Saga Asia. A movie-like town at the foot of the Great Wall
This is what we came for, to China. The big Wall. I considered several times skipping this tourist part of China because, due to its fame, there’s a deeply rooted imaginary and I did not think that living it would change it that much. But I was wrong. We got to the Great Wall in Simatai from a small town that looked like a movie studio, the Water Town of Gubei.
We missed the first bus that would take us to the wall. After two hours of travel, on the second bus of the day, we arrived at a location that looked like a set. A rebuilt town that is often surrounded by water, but this time it was frozen. And with an air of a western movie, everything seemed abandoned, waiting for something to explode. Once again, there was not the crowd that I expected.
Most of the stores were closed, the resort was not fully booked. After walking around for a bit and finding our way to the cable car, we began to climb the Simatai wall, the section, of what was 21,196 km of wall, that’s “most dangerous” since its reconstruction has not been total, only a few retouches on its structure, so that the tourist has that feeling of how it was thousands of years ago. And it was. There is nothing that brings you back more to another era than a broken structure, beaten by time. And nothing that impresses more than the view from the watchtowers from where you see the wall as far as your eye can reach, and from where you realize that it is impossible for it to be visible from space.
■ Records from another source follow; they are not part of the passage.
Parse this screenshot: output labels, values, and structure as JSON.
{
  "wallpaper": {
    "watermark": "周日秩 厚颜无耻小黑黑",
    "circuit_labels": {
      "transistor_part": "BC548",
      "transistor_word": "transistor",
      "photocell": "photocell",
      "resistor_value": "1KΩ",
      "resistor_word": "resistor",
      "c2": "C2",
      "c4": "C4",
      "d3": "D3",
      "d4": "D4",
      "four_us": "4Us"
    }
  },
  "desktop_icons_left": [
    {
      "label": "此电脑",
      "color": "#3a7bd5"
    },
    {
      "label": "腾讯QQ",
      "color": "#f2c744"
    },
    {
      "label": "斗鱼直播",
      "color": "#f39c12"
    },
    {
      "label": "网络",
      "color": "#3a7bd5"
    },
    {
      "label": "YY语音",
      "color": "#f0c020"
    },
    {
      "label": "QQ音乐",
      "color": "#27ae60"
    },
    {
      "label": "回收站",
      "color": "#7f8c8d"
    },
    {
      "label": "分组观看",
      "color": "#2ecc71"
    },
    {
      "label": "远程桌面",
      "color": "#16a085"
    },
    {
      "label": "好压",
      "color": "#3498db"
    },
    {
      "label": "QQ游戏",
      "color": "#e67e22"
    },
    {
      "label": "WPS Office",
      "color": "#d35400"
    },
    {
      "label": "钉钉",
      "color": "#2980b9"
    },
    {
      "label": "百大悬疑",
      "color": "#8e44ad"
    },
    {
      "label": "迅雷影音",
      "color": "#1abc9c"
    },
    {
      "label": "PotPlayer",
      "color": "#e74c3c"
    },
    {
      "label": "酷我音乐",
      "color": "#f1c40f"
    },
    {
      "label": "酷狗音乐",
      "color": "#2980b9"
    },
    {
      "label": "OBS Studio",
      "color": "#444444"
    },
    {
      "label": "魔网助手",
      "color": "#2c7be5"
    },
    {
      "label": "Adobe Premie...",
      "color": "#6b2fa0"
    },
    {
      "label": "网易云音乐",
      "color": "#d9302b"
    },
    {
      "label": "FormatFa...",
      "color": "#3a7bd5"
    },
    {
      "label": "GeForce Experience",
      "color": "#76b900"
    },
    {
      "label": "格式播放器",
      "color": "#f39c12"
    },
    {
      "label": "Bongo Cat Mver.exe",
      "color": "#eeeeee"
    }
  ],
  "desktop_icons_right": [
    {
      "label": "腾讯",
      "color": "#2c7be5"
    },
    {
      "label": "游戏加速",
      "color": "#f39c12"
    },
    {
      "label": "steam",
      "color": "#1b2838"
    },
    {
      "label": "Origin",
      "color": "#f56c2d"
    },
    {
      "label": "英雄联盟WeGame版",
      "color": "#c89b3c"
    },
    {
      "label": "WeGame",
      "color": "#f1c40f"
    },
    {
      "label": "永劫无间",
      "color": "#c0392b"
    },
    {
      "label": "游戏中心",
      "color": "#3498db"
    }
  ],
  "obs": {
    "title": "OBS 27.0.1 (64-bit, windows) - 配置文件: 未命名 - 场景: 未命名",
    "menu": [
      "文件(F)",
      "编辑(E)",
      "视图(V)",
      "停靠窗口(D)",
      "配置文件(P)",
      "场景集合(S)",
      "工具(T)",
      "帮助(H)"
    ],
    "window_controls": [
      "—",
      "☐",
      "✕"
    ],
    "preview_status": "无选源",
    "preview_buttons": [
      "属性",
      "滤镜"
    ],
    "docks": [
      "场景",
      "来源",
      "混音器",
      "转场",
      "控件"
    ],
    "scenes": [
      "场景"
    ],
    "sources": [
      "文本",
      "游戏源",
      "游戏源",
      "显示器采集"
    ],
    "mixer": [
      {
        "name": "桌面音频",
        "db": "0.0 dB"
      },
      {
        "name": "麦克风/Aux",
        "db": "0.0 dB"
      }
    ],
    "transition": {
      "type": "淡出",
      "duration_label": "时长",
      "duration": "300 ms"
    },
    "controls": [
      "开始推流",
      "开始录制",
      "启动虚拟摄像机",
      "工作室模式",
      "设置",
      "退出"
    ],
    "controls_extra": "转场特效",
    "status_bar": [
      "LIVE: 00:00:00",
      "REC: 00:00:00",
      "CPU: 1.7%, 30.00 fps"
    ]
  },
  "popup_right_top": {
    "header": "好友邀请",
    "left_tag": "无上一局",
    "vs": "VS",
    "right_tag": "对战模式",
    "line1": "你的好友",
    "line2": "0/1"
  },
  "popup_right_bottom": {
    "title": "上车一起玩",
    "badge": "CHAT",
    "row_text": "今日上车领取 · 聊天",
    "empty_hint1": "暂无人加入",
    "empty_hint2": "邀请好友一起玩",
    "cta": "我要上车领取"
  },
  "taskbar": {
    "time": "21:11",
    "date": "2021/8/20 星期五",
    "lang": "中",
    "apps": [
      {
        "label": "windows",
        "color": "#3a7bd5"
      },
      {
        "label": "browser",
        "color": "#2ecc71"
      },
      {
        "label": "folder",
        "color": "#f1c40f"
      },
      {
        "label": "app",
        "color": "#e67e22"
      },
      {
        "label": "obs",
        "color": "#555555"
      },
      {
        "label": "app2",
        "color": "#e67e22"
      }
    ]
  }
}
We had the stage almost to ourselves. We didn’t have to push or get pushed to get privileged positions to enjoy a view of, what it felt like the whole of China. We were able to enjoy the monument without adult supervision. The freedom of space is invaluable. And always accompanying us, the pollution on the horizon, which should have bothered us but, instead, added a cinematic touch to what we were recording in our memories. A moment of privilege that forced me to feel grateful. I hadn’t breathed air so dirty that felt so cleansing.
There is something about being so high and being able to see everything. In being so high and seeing the sun retreat at your feet.
As it was getting dark they forced us to go down, although this section of the wall has lights that illuminate the trails. We went down to experience the festival for the New Year that was being celebrated in the small town. By this point I should have learned not to be surprised, but a drone show, simulating Chinese lamps, lit up the blue sky that refused to turn black. Our verbal expressions of amazement merged with those of the locals who, like us, also took the opportunity to take some photos of the lights illuminating a 2020 that already had COVID19, and at that time, things only continued to get worse because, after our two hour ride back home, in which we slept most of the time, it had been decided that the Forbidden City would be closed, and that I could no longer see it and that this happens to me for leaving everything for last.